Due to increasingly limited resources, the Germans became masters at reconstituting existing armored vehicles and modifying them to serve new battlefield requirements. This was the case with the late-war Flakpanzerkampfwagen IV "Kugelblitz" ("Ball Lightning") - a self-propelled anti-aircraft vehicle based on the chassis of the famous PzKpfW IV (Panzer 4), the most numerous tank in the German Army arsenal. As the value of the Panzer IV deteriorated during the war due to the arrival of more powerful vehicles, its readily available chassis became the foundation of many-a-late-war project - some serving as anti-aircraft vehicles and others as self-propelled "big gun" carriers.
The Kugelblitz was unique in its design when compared to the earlier German attempts at self-propelled anti-aircraft vehicles for it housed its gunnery crew in a wholly enclosed, fully-traversable armored turret - protected from both battlefield dangers and the elements. The crew numbered five and included a driver in the front-left hull and a bow machine gunner/radio operator at front right. The remaining crew constituted the vehicle commander and two dedicated gunners in the turret. Primary armament was 2 x 30mm MK 103/38 series cannons which were based on the classic MK 103 series aircraft cannon used in many Luftwaffe designs - a weapon already in circulation within the German inventory. The bow machine gun was a 7.92mm MG 34 General Purpose Machine Gun (GPMG) offering some defense from infantry attacks - though its position as a bow-mounted machine gun limited its firing arc. On the whole, the vehicle retained the same general form and function of the Panzer IV medium tank line with its engine at the rear and its hull superstructure sporting vertical walls.

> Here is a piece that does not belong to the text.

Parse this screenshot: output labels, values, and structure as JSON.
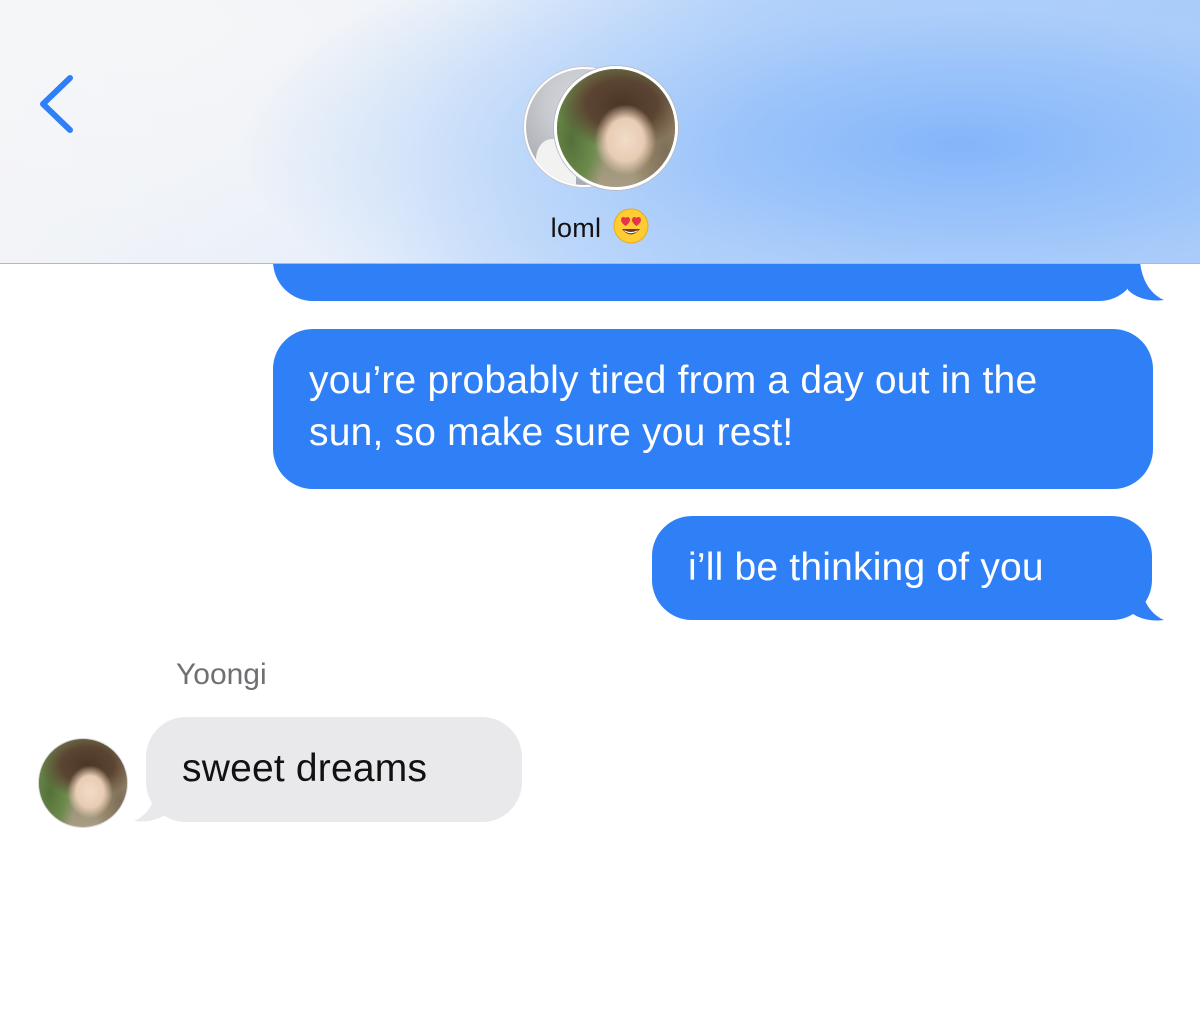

The primary difference became its all-new turret structure which was of a low profile design with rounded walls for basic ballistics protection. Overall armor protection of the vehicle reached 80mm (3.1") in thickness and the vehicle weighed in the 25 ton (short) range.
The running gear remained the same as the Panzer IV with its many pairs of road wheels. The drive sprocket was located at front with the track idler at rear and five track return rollers managing the track links over the top of the run. Power was served through a Maybach HL 120 TRM series 12-cylinder gasoline-fueled engine of 296 horsepower output. Road speeds reached 24 mph with an operational range out to 120 miles.
The value of Flakpanzers in German service was priceless for the nation was fighting a wholly defensive war heading into 1945. The Soviet advanced from the East with the Western Allies breaking through from the West and the Italian buffer in the south long gone. With German Luftwaffe assets consistently committed elsewhere it fell to the Army to figure out its own local defense for its advancing convoys. The Allied fighter-bomber had become a major threat to any German land force attempting to move in broad daylight under clear skies.
German officials had hoped that the Kugelblitz would be in serial production by the fall of 1944 but the German war situation was such that the program (like other late-war initiatives) was continually delayed or slowed enough to make little impact in the whole of the war. With that, the vehicle was only realized through five completed pilot (prototype) forms before the end of the war in Europe during May of 1945.